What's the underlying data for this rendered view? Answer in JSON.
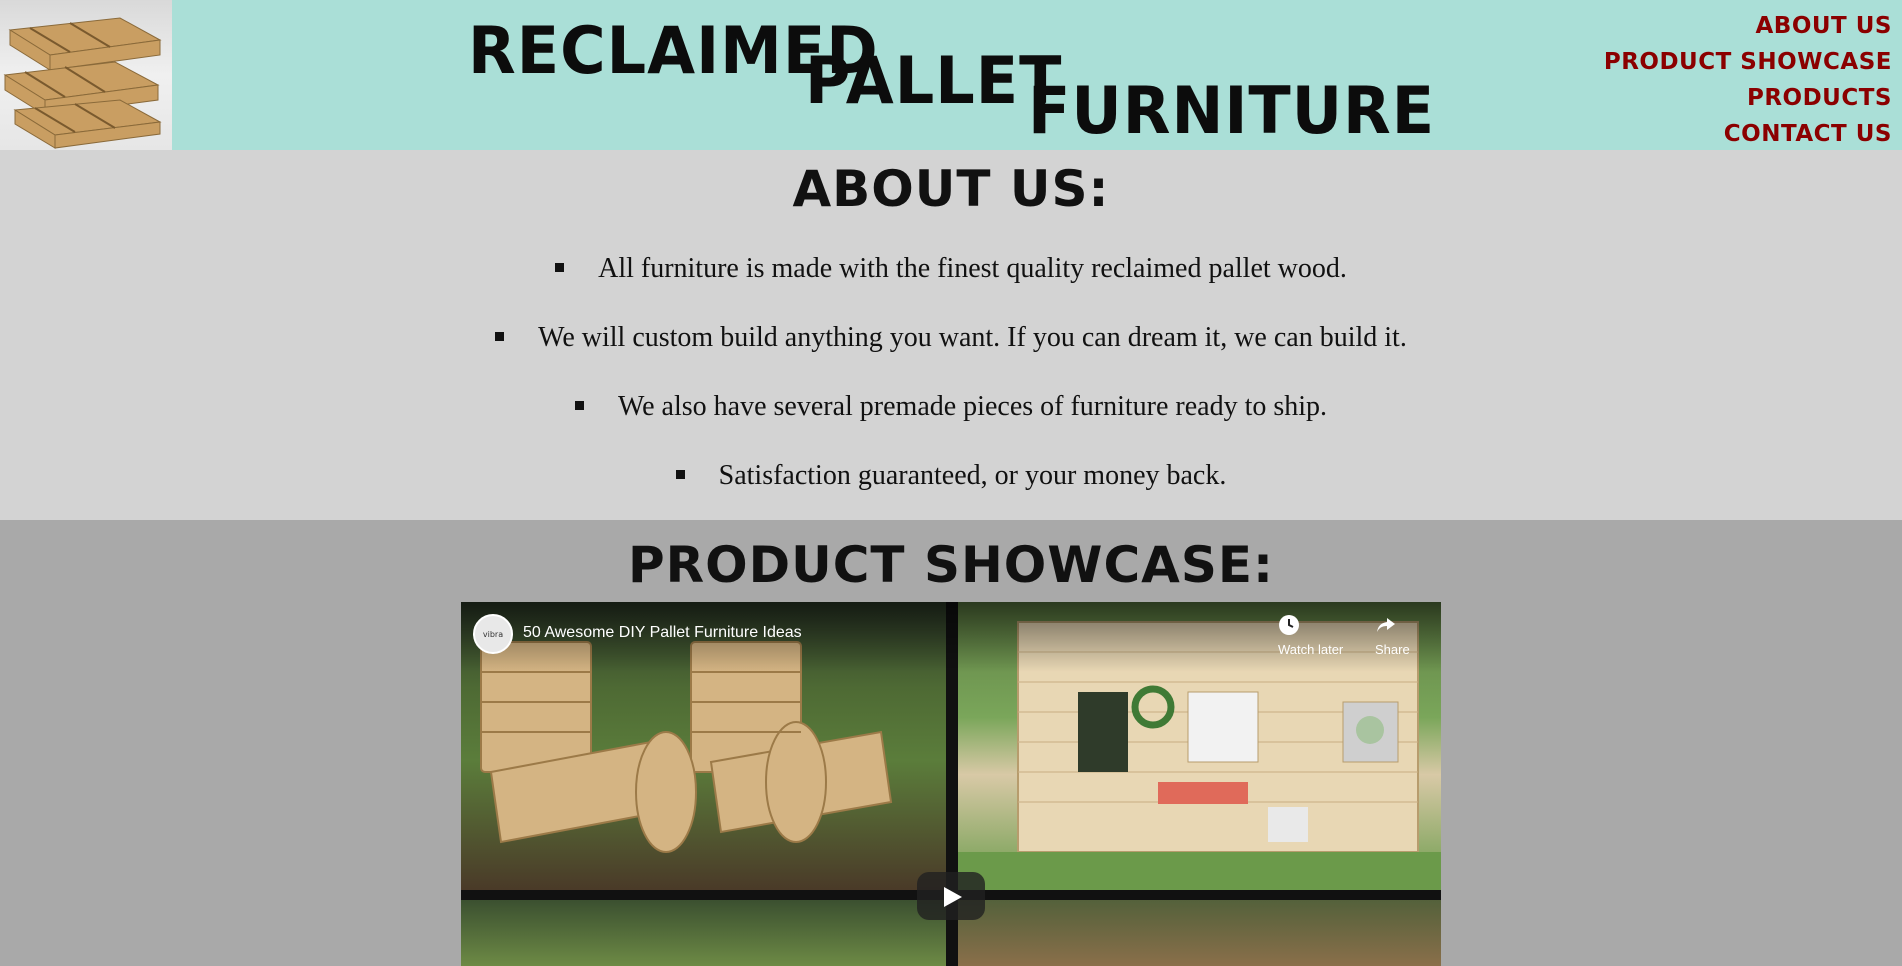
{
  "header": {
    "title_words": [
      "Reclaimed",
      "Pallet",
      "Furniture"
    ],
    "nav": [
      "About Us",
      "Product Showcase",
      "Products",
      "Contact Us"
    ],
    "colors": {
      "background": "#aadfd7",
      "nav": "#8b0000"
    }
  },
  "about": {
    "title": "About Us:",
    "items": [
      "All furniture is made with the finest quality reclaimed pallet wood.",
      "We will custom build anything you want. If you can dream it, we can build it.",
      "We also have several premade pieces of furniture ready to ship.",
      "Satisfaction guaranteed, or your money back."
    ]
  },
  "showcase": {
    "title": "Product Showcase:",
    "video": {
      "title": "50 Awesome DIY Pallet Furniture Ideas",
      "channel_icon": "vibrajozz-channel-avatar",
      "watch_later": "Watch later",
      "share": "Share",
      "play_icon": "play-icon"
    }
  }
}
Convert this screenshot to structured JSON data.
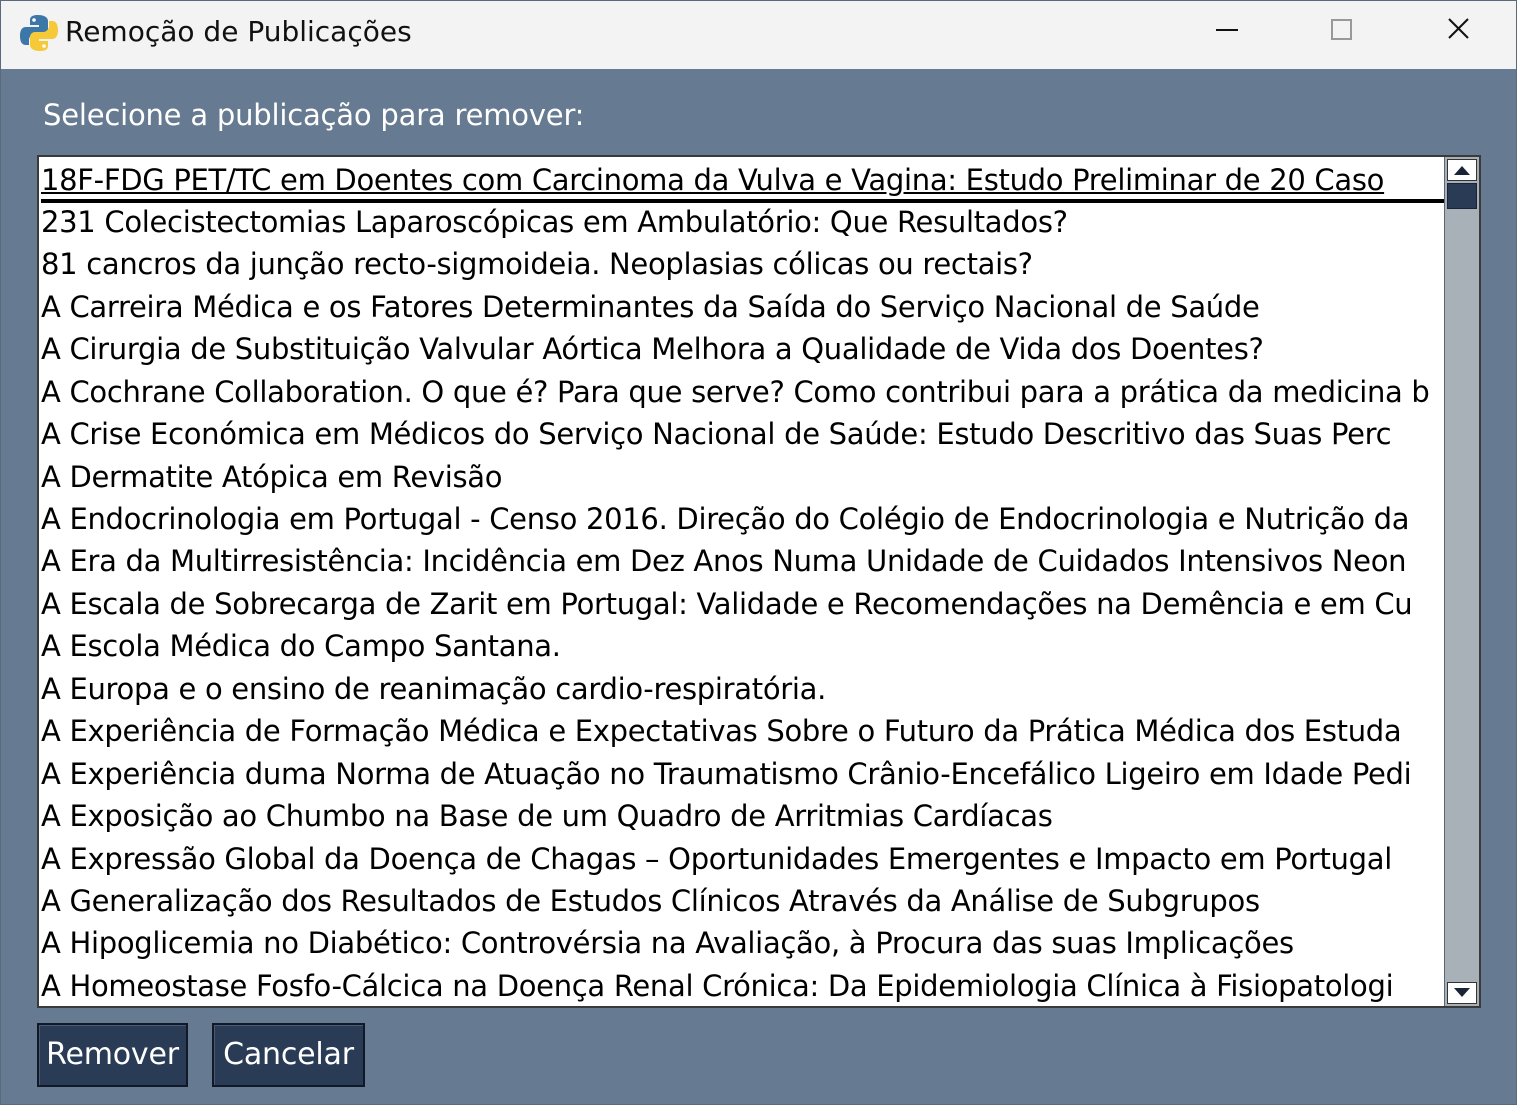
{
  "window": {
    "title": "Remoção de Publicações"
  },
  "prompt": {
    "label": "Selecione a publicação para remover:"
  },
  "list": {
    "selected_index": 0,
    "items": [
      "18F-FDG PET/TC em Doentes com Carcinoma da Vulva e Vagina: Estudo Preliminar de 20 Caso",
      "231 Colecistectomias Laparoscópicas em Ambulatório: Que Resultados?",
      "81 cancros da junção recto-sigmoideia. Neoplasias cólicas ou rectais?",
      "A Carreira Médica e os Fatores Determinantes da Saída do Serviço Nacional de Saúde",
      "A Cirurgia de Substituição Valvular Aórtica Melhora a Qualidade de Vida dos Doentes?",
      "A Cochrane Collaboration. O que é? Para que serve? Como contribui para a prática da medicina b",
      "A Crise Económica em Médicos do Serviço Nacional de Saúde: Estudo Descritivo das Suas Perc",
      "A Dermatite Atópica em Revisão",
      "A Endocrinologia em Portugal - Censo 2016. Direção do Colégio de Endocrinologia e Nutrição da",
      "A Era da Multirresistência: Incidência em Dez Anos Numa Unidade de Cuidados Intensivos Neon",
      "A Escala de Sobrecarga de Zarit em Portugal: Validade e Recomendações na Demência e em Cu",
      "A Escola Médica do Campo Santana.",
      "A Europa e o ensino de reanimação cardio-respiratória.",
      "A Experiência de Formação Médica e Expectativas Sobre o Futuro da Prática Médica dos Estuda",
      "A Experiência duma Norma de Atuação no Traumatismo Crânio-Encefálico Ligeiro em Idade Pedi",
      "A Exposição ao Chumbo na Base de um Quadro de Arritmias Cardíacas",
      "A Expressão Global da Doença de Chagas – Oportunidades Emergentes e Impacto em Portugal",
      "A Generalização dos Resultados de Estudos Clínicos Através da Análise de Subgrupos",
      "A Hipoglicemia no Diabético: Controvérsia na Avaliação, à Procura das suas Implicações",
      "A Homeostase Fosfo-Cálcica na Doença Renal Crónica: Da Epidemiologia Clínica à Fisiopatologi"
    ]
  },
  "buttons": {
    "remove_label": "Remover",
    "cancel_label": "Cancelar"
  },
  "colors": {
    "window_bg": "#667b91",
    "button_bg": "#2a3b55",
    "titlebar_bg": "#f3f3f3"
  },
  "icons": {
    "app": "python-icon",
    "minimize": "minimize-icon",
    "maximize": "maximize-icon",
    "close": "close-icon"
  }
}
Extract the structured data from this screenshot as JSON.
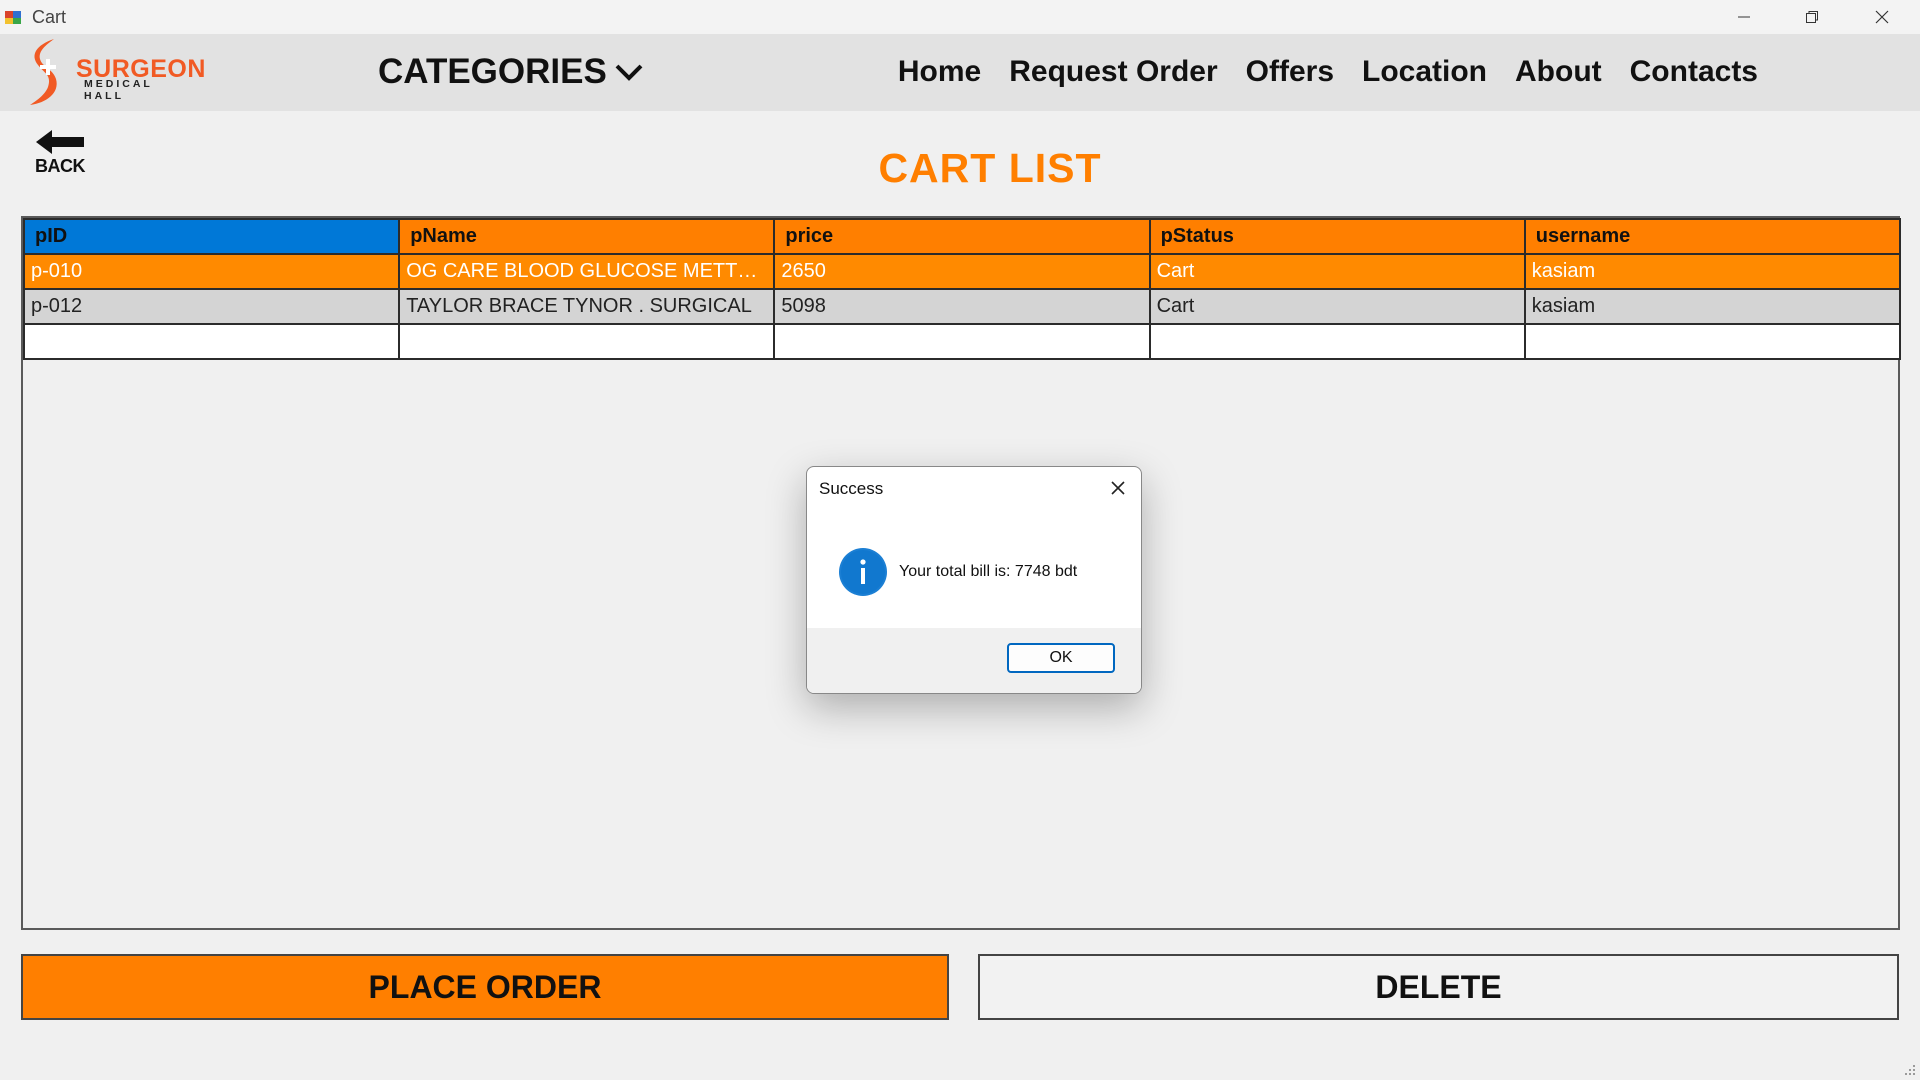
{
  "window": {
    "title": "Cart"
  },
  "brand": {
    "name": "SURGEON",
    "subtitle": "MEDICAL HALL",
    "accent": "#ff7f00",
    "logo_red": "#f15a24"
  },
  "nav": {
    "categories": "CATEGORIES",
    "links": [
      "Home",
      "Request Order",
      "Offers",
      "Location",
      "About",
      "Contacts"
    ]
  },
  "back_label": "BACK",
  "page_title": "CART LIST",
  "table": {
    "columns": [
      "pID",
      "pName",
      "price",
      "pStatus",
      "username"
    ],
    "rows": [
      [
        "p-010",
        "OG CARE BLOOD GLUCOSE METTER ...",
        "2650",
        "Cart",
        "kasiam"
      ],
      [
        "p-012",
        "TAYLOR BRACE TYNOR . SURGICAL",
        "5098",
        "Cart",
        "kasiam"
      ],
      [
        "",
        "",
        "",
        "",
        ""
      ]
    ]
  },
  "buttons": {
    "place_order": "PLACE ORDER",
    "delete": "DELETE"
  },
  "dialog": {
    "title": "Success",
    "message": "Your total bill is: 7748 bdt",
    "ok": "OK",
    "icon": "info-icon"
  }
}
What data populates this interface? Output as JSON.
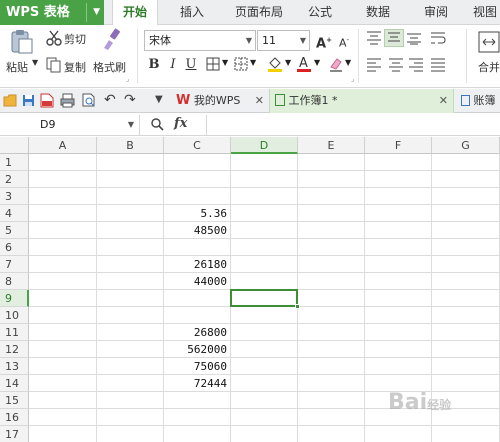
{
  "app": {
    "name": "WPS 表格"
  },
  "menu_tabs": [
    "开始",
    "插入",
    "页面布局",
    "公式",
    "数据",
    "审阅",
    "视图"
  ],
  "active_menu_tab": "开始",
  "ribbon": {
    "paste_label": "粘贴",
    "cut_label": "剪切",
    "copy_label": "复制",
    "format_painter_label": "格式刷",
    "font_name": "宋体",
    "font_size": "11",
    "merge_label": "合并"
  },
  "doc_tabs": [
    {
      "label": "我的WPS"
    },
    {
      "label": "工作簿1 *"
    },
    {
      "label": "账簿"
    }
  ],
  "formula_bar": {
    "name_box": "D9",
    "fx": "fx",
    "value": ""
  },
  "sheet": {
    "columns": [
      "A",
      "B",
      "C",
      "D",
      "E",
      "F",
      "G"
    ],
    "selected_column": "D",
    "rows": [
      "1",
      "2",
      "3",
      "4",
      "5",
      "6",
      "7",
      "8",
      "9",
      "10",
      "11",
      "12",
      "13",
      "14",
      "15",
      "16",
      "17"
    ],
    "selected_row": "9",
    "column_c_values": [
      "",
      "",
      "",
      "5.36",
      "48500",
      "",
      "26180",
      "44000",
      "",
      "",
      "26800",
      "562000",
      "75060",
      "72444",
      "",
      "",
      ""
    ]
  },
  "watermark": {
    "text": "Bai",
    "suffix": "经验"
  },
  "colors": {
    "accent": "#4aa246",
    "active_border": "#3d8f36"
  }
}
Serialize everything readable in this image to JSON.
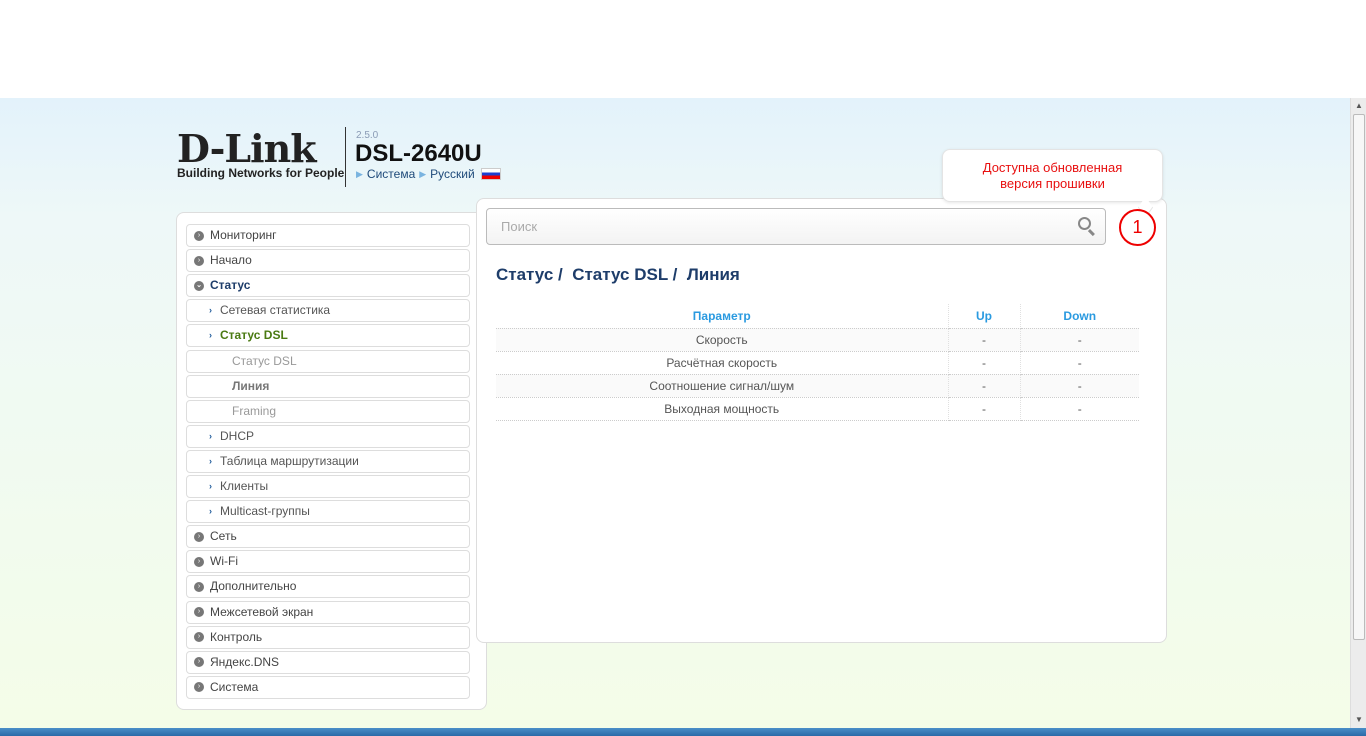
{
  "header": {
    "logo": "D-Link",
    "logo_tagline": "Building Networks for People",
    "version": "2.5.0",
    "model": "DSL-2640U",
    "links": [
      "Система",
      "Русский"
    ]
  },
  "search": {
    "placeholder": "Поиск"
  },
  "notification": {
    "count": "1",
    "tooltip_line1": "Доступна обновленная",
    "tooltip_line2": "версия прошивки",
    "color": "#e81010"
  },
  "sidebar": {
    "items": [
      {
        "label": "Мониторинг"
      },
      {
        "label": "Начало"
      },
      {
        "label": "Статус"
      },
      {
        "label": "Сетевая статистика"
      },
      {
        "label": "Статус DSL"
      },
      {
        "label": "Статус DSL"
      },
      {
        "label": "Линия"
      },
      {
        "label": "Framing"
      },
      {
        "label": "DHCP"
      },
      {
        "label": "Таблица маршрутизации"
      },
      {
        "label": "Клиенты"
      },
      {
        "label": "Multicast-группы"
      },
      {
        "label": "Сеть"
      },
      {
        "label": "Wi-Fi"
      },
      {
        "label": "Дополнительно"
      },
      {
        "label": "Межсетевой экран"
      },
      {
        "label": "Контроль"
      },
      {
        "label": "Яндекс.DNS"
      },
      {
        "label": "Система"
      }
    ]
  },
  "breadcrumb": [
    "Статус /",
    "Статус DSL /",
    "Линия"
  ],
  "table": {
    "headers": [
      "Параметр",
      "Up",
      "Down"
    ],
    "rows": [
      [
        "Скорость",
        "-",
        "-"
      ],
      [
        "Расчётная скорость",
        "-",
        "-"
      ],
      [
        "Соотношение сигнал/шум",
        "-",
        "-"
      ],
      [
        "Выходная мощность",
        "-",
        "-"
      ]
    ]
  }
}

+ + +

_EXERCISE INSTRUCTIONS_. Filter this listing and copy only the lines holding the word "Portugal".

_THE ANSWER_.
      "A Endocrinologia em Portugal - Censo 2016. Direção do Colégio de Endocrinologia e Nutrição da",
      "A Escala de Sobrecarga de Zarit em Portugal: Validade e Recomendações na Demência e em Cu",
      "A Expressão Global da Doença de Chagas – Oportunidades Emergentes e Impacto em Portugal",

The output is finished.